  • Everyone knows that multiply takes precedence over add, e.g., 3+5×3 = 18, not 24
  • C-language precedence is too intricate for most programmers to use extensively
  • TEX doesn’t use precedence; relies on { } to define operator scope
  • In general, ( ) can be used to clarify or overrule precedence
  • Precedence reduces clutter, so some precedence is desirable (else things look like LISP!)
  • But keep it simple enough to remember easily
layout operator precedence
Layout Operator Precedence

Subscript, superscript ¯ ­

Integral, sum ò S P

Functions Ö

Times, divide / * × · •

Other operators Space ". , = - + Tab

Right brackets )]}|

Left brackets ([{

End of paragraph FF EOP

mathematics as a programming language
Mathematics as a Programming Language
  • Fortran made great steps in getting computers to understand mathematics
  • Java and C# accept Unicode variable names
  • C++ has preprocessor and operator overloading, but needs extensions to be really powerful
  • Use Unicode characters including math alphanumerics
  • Use plain-text encoding of mathematical expressions
  • Can’t use all mathematical expressions as code, but can go much further than current languages go
  • When to to multiply? In abstract, multiplication is infinitely fast and precise, but not on a computer
slide30

void IHBMWM(void)

{

gammap = gamma*sqrt(1 + I2);

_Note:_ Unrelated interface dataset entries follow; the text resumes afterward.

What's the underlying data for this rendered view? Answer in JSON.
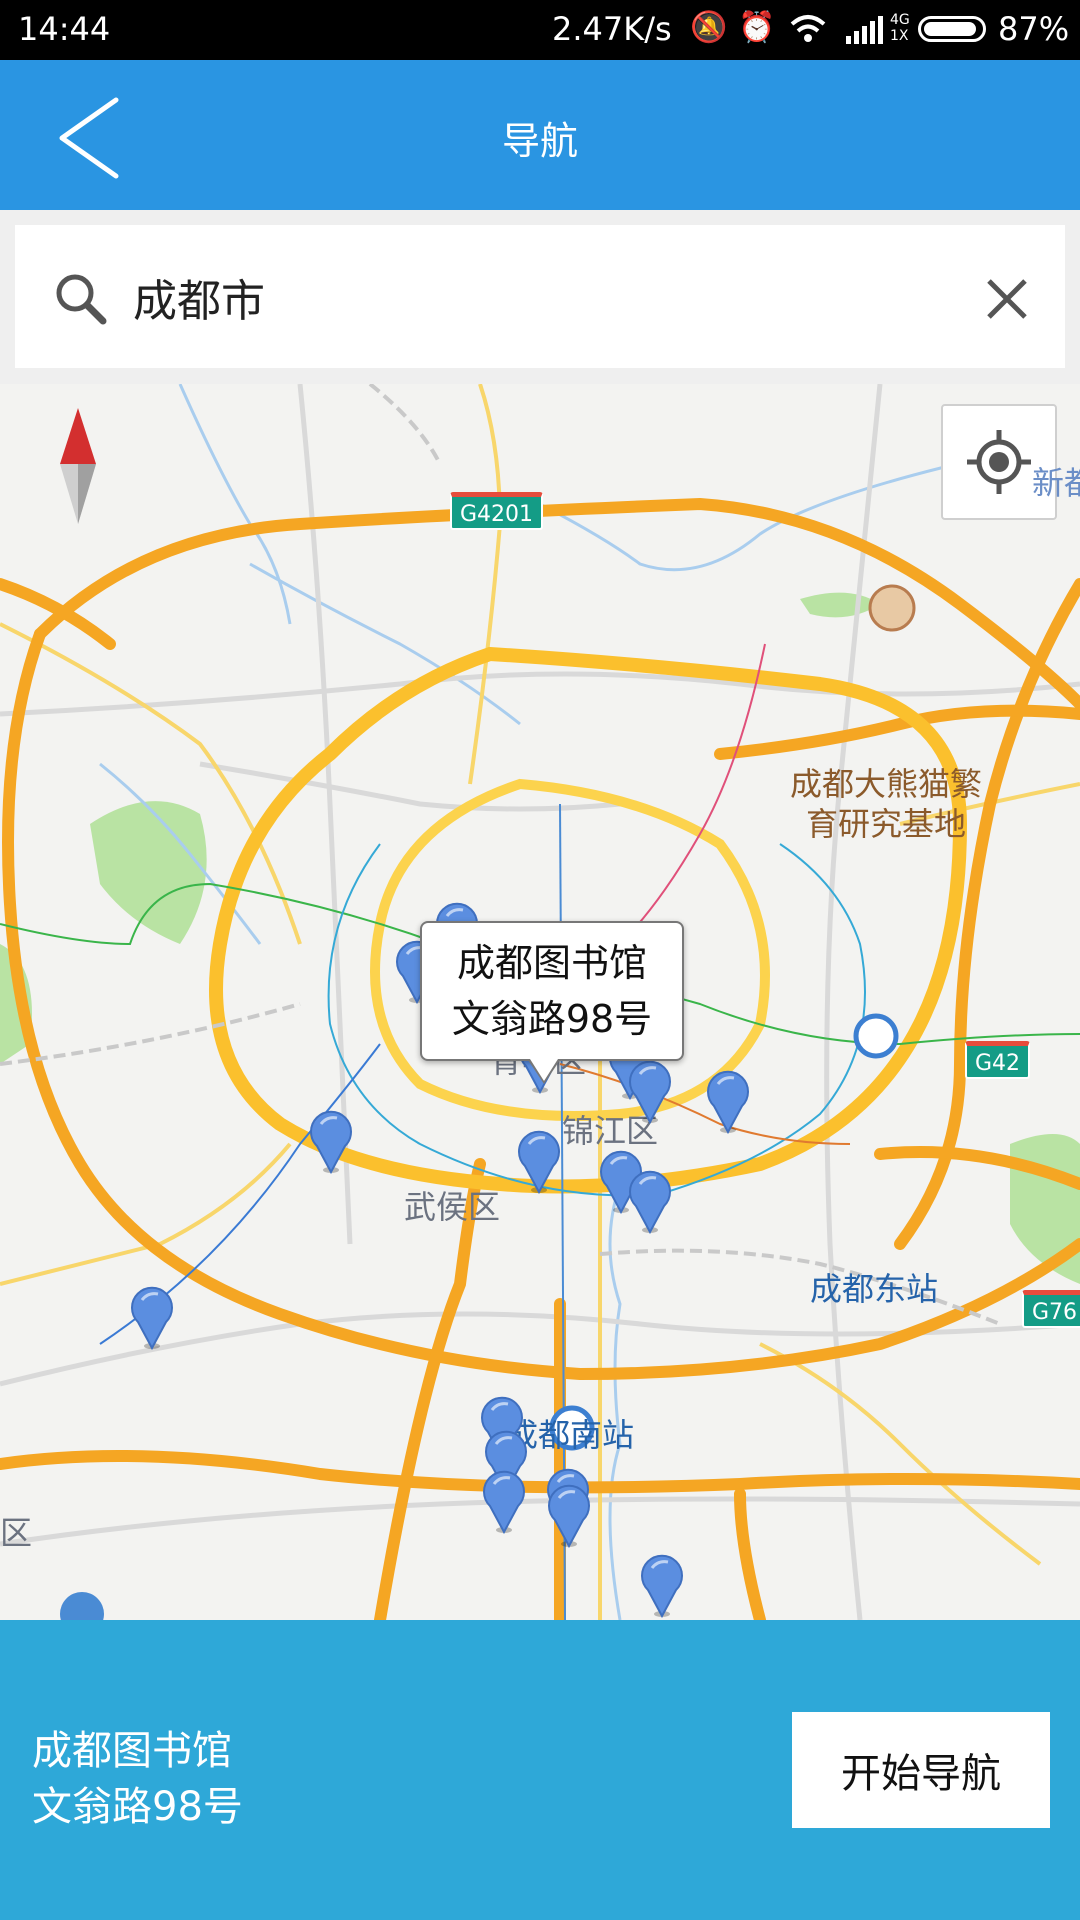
{
  "status_bar": {
    "time": "14:44",
    "network_speed": "2.47K/s",
    "signal_type": "4G",
    "sim_label": "1X",
    "battery_percent": "87%",
    "icons": [
      "mute-icon",
      "alarm-icon",
      "wifi-icon",
      "signal-icon",
      "battery-icon"
    ]
  },
  "app_bar": {
    "title": "导航",
    "back_icon": "chevron-left-icon"
  },
  "search": {
    "value": "成都市",
    "icon": "search-icon",
    "clear_icon": "close-icon"
  },
  "map": {
    "road_shields": {
      "g4201": "G4201",
      "g42": "G42",
      "g76": "G76"
    },
    "labels": {
      "panda_base": "成都大熊猫繁\n育研究基地",
      "jinjiang": "锦江区",
      "wuhou": "武侯区",
      "east_station": "成都东站",
      "south_station": "成都南站",
      "xindu_partial": "新都",
      "qingyang_partial": "青羊区",
      "left_partial": "区"
    },
    "callout": {
      "name": "成都图书馆",
      "address": "文翁路98号"
    },
    "compass_icon": "compass-icon",
    "locate_icon": "locate-icon",
    "colors": {
      "water": "#a9cdee",
      "highway": "#f5a623",
      "green": "#b9e3a3",
      "marker": "#5b8ee0"
    }
  },
  "bottom": {
    "place_name": "成都图书馆",
    "place_address": "文翁路98号",
    "start_button": "开始导航",
    "accent": "#2ea8d8"
  }
}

upsilon = cmplx(gamma+gamma1, Delta);

alphainc = alpha0*(1-(gamma*gamma*I2/gammap)/(gammap + upsilon));

if (!gamma1 && fabs(Delta*T1) < 0.01)

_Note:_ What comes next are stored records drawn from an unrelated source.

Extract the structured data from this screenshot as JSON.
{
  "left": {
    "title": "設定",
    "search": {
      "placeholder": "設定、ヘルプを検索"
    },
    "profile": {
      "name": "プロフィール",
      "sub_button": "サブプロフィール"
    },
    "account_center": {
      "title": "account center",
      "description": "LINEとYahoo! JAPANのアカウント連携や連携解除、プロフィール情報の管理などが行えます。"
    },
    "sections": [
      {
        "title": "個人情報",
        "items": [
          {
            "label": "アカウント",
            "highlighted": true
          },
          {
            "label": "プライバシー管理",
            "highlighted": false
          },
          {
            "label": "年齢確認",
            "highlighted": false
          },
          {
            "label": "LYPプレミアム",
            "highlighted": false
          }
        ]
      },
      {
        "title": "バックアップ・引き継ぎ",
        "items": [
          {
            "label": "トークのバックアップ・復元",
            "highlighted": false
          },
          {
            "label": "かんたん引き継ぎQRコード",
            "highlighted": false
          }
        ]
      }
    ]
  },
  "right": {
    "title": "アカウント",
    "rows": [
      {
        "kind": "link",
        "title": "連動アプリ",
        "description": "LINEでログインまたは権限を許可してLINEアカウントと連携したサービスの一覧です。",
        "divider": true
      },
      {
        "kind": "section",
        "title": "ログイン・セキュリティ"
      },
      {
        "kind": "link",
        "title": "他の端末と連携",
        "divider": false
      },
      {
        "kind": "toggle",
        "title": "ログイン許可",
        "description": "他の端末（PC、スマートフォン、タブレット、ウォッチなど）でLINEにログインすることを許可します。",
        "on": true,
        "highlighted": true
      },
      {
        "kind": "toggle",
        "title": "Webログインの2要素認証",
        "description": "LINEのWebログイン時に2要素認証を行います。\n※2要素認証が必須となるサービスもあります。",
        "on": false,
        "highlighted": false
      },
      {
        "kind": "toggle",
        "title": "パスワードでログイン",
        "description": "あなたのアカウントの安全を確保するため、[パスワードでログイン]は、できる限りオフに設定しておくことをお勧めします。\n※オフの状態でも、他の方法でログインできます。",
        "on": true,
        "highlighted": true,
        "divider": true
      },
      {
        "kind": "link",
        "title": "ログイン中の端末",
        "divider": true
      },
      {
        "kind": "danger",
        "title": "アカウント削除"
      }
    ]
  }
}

alphacoh = -half*alpha0*I2*pow(gamma/gammap, 3);

else

{

Gamma = 1/T1 + gamma1;

I2sF = (I2/T1)/cmplx(Gamma, Delta);

betap2 = upsilon*(upsilon + gamma*I2sF);

beta = sqrt(betap2);

alphacoh = 0.5*gamma*alpha0*(I2sF*(gamma + upsilon)

/(gammap*gammap - betap2))

*((1+gamma/beta)*(beta - upsilon)/(beta + upsilon)

- (1+gamma/gammap)*(gammap - upsilon)/

(gammap + upsilon));

}

alpha1 = alphainc + alphacoh;

}

conclusions
Conclusions
  • Unicode provides great support for math in both marked up and plain text
  • Unicode character properties facilitate plain-text encoding of mathematics but aren’t used in MathML
  • Heuristics allow plain text to be built up
  • Need two more Unicode assignments: subscript and superscript operators
  • On-screen keyboards and symbol boxes aid formula entry
  • Unicode math characters could be useful for programming languages